(MATERIAL PROVIDED)

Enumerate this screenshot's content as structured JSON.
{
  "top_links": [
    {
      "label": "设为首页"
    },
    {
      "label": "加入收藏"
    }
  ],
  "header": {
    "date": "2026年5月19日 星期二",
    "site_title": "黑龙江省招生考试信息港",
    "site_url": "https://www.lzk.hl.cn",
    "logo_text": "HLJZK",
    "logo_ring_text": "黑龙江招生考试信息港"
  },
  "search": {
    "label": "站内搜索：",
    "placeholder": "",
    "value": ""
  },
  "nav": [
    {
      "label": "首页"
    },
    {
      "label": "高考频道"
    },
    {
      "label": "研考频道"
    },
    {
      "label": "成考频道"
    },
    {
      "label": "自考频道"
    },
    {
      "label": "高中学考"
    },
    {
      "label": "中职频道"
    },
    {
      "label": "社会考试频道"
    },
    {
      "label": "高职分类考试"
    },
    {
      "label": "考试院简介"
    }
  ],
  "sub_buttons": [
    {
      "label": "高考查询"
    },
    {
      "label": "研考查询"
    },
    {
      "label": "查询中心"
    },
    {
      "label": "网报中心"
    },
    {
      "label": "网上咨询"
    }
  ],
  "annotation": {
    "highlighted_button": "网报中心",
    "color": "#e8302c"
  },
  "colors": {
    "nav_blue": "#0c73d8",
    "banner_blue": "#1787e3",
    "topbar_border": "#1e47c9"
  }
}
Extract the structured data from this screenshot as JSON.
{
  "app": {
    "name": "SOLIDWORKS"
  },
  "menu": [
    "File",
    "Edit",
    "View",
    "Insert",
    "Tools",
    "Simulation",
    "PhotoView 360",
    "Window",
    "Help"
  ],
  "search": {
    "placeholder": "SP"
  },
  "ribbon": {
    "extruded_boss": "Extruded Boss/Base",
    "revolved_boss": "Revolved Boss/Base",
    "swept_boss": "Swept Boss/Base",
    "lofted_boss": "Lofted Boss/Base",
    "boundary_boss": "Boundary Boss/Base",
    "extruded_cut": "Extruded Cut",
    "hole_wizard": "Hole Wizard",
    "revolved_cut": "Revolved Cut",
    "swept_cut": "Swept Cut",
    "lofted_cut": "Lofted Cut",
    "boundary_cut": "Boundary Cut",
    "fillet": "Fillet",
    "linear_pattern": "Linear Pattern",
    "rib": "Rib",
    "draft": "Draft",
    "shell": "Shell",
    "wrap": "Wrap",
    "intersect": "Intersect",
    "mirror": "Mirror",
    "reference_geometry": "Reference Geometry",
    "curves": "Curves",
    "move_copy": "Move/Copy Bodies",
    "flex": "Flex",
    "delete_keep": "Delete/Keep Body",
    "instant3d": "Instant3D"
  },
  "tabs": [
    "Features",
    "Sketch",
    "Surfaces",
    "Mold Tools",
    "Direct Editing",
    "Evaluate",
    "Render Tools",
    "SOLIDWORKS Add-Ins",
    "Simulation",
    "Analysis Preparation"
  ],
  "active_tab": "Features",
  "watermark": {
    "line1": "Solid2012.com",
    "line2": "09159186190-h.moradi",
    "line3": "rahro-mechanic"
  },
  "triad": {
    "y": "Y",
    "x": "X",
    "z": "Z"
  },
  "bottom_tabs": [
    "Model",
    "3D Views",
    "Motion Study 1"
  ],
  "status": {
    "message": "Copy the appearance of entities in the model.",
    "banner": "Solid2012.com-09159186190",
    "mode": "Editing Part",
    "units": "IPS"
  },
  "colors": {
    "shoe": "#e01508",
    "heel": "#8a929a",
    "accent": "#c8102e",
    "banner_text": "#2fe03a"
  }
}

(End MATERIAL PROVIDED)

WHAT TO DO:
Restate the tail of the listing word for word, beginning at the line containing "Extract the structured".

WRITTEN ANSWER:
Extract the structured data from this screenshot as JSON.
{
  "app": {
    "name": "SOLIDWORKS"
  },
  "menu": [
    "File",
    "Edit",
    "View",
    "Insert",
    "Tools",
    "Simulation",
    "PhotoView 360",
    "Window",
    "Help"
  ],
  "search": {
    "placeholder": "SP"
  },
  "ribbon": {
    "extruded_boss": "Extruded Boss/Base",
    "revolved_boss": "Revolved Boss/Base",
    "swept_boss": "Swept Boss/Base",
    "lofted_boss": "Lofted Boss/Base",
    "boundary_boss": "Boundary Boss/Base",
    "extruded_cut": "Extruded Cut",
    "hole_wizard": "Hole Wizard",
    "revolved_cut": "Revolved Cut",
    "swept_cut": "Swept Cut",
    "lofted_cut": "Lofted Cut",
    "boundary_cut": "Boundary Cut",
    "fillet": "Fillet",
    "linear_pattern": "Linear Pattern",
    "rib": "Rib",
    "draft": "Draft",
    "shell": "Shell",
    "wrap": "Wrap",
    "intersect": "Intersect",
    "mirror": "Mirror",
    "reference_geometry": "Reference Geometry",
    "curves": "Curves",
    "move_copy": "Move/Copy Bodies",
    "flex": "Flex",
    "delete_keep": "Delete/Keep Body",
    "instant3d": "Instant3D"
  },
  "tabs": [
    "Features",
    "Sketch",
    "Surfaces",
    "Mold Tools",
    "Direct Editing",
    "Evaluate",
    "Render Tools",
    "SOLIDWORKS Add-Ins",
    "Simulation",
    "Analysis Preparation"
  ],
  "active_tab": "Features",
  "watermark": {
    "line1": "Solid2012.com",
    "line2": "09159186190-h.moradi",
    "line3": "rahro-mechanic"
  },
  "triad": {
    "y": "Y",
    "x": "X",
    "z": "Z"
  },
  "bottom_tabs": [
    "Model",
    "3D Views",
    "Motion Study 1"
  ],
  "status": {
    "message": "Copy the appearance of entities in the model.",
    "banner": "Solid2012.com-09159186190",
    "mode": "Editing Part",
    "units": "IPS"
  },
  "colors": {
    "shoe": "#e01508",
    "heel": "#8a929a",
    "accent": "#c8102e",
    "banner_text": "#2fe03a"
  }
}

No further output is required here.